Prepare a plan summary (SPD) for distribution to the appropriate personnel in the 401 (k) plan. This lets qualified employees know what to expect from the plan. The SPD must have information about the employee’s eligibility, contributions upon transfer, assignment, claims, and employee rights and obligations.
9 Start enjoying the benefits
While the main benefits of starting a 401 (k) plan are long term, there are short term benefits to your business, such as annual tax credits and deductions.
How to maintain a 401 (k) plan for your business
Choosing a 401k plan for your small business and setting it up to use is just the start. In order for your plan to continue to serve you and your people, there are some things you need to consider.
Depending on the type of 401 (k) plan you choose, you will need to do non-discrimination testing, make employer contributions, communicate plan information, and monitor payroll. Otherwise, you could incur a fine for yourself.
- Your plan should be tested annually
If you have a traditional 401 (k) plan, it should go through an annual 401 (k) test to make sure all employees benefit, not just highly paid employees.
There are two types of tests you need to run: Percentage Actual Carryover (ADP) and Actual Contribution Test (PCA). These tests compare the deferred compensation of well-paid employees to that of low-paid employees. Non-discriminatory testing is mainly used to monitor employers. If you fail this test more than once, you will incur penalties yourself.
- You need to transfer contributions
Since you are deducting 401k from your paycheck, you are required to make employer contributions if you have a safe haven or SIMPLE 401 (k) plan. Be aware that there may be 401 (k) late penalties, so you need to make sure your deposits are always up to date.
- Publish reports
For most 401 (k) plans, you will need to file a Form 5500, Employee Benefit Plan Annual Report (Form 5500-SF or Form 5500-EZ, if applicable). This annual report is prepared electronically.
You should also distribute these reports to members. Remember to provide a Material Change Summary (SMM) when your employees make changes to their information. You should also distribute an Individual Benefits Report (IBS) to show participants their overall benefits. Another thing you should do here is circulate the Consolidated Annual Report (SAR) when filing Form 5500 so members know that you have reported to the IRS and that your setup is legal.
- Pay attention to your fees and duties
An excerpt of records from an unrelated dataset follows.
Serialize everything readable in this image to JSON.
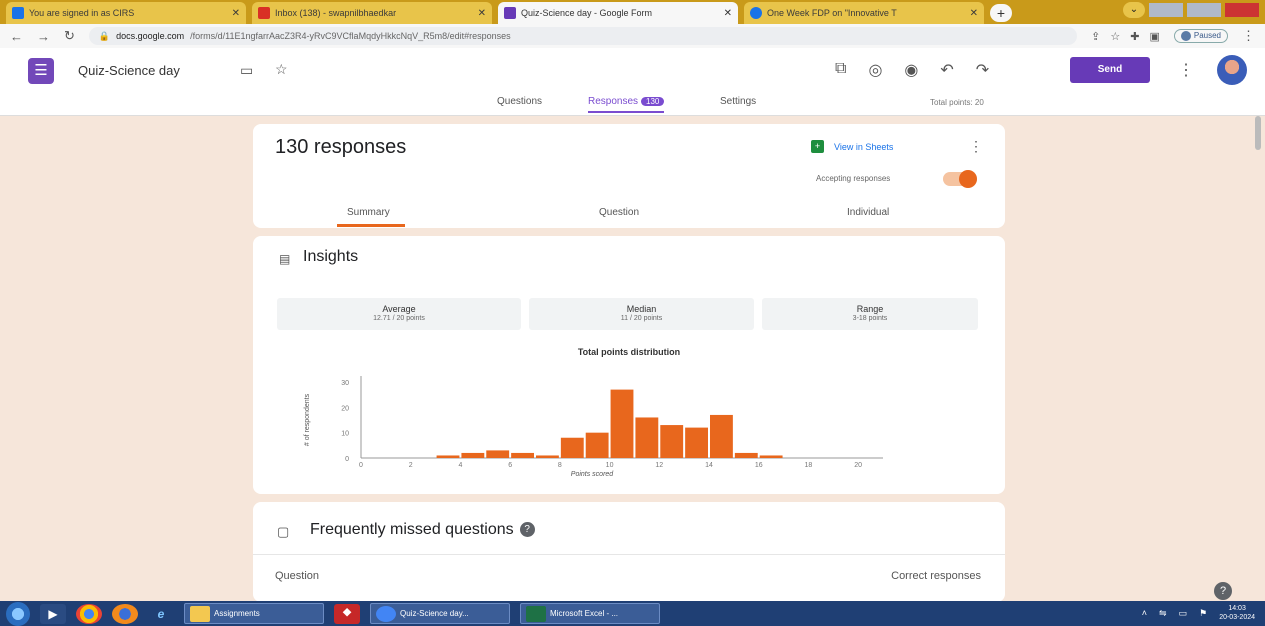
{
  "browser": {
    "tabs": [
      {
        "title": "You are signed in as CIRS",
        "color": "#1a73e8"
      },
      {
        "title": "Inbox (138) - swapnilbhaedkar",
        "color": "#d93025"
      },
      {
        "title": "Quiz-Science day - Google Form",
        "color": "#673ab7"
      },
      {
        "title": "One Week FDP on \"Innovative T",
        "color": "#1a73e8"
      }
    ],
    "url_host": "docs.google.com",
    "url_path": "/forms/d/11E1ngfarrAacZ3R4-yRvC9VCflaMqdyHkkcNqV_R5m8/edit#responses",
    "paused_label": "Paused"
  },
  "form": {
    "title": "Quiz-Science day",
    "send_label": "Send",
    "tabs": {
      "questions": "Questions",
      "responses": "Responses",
      "responses_count": "130",
      "settings": "Settings"
    },
    "total_points": "Total points: 20"
  },
  "responses": {
    "count_label": "130 responses",
    "view_in_sheets": "View in Sheets",
    "accepting": "Accepting responses",
    "accepting_on": true,
    "tabs": [
      "Summary",
      "Question",
      "Individual"
    ]
  },
  "insights": {
    "title": "Insights",
    "stats": [
      {
        "label": "Average",
        "value": "12.71 / 20 points"
      },
      {
        "label": "Median",
        "value": "11 / 20 points"
      },
      {
        "label": "Range",
        "value": "3-18 points"
      }
    ]
  },
  "chart_data": {
    "type": "bar",
    "title": "Total points distribution",
    "xlabel": "Points scored",
    "ylabel": "# of respondents",
    "x": [
      0,
      1,
      2,
      3,
      4,
      5,
      6,
      7,
      8,
      9,
      10,
      11,
      12,
      13,
      14,
      15,
      16,
      17,
      18,
      19,
      20
    ],
    "values": [
      0,
      0,
      0,
      1,
      2,
      3,
      2,
      1,
      8,
      10,
      27,
      16,
      13,
      12,
      17,
      2,
      1,
      0,
      0,
      0,
      0
    ],
    "xticks": [
      0,
      2,
      4,
      6,
      8,
      10,
      12,
      14,
      16,
      18,
      20
    ],
    "yticks": [
      0,
      10,
      20,
      30
    ],
    "ylim": [
      0,
      30
    ],
    "bar_color": "#e8671d"
  },
  "fmq": {
    "title": "Frequently missed questions",
    "col_question": "Question",
    "col_correct": "Correct responses"
  },
  "taskbar": {
    "tasks": [
      "Assignments",
      "Quiz-Science day...",
      "Microsoft Excel - ..."
    ],
    "time": "14:03",
    "date": "20-03-2024"
  }
}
Keep in mind that the price you pay for a 401 (k) plan isn’t just about personalization. Typically, you are looking to pay the administration fees, investment fees, and individual service fees of the plan.
Record keeping costs typically range from 0 25% to 1% of plan money, and investment management costs vary depending on the manager and investment choice. Add that and the costs can easily reach 3%. Additionally, any plan with more than 100 members needs to be audited annually, which can add value.
There are also plans that charge a flat fee, like Online 401 (k) has plans for small businesses (up to 100 employees) that start at around $ 1,200 per year, plus a monthly fee of $ 4 per employee.
Again, if a plan provider outsources many key functions including compliance, record keeping, and investment advice, you could end up paying a lot of hidden fees. Look for a plan that does this in-house – and at least make sure you understand all of the fees involved. Find out about setup fees, monthly fees, annual fees, 5500 fees, and whether the provider expects you to pay someone else.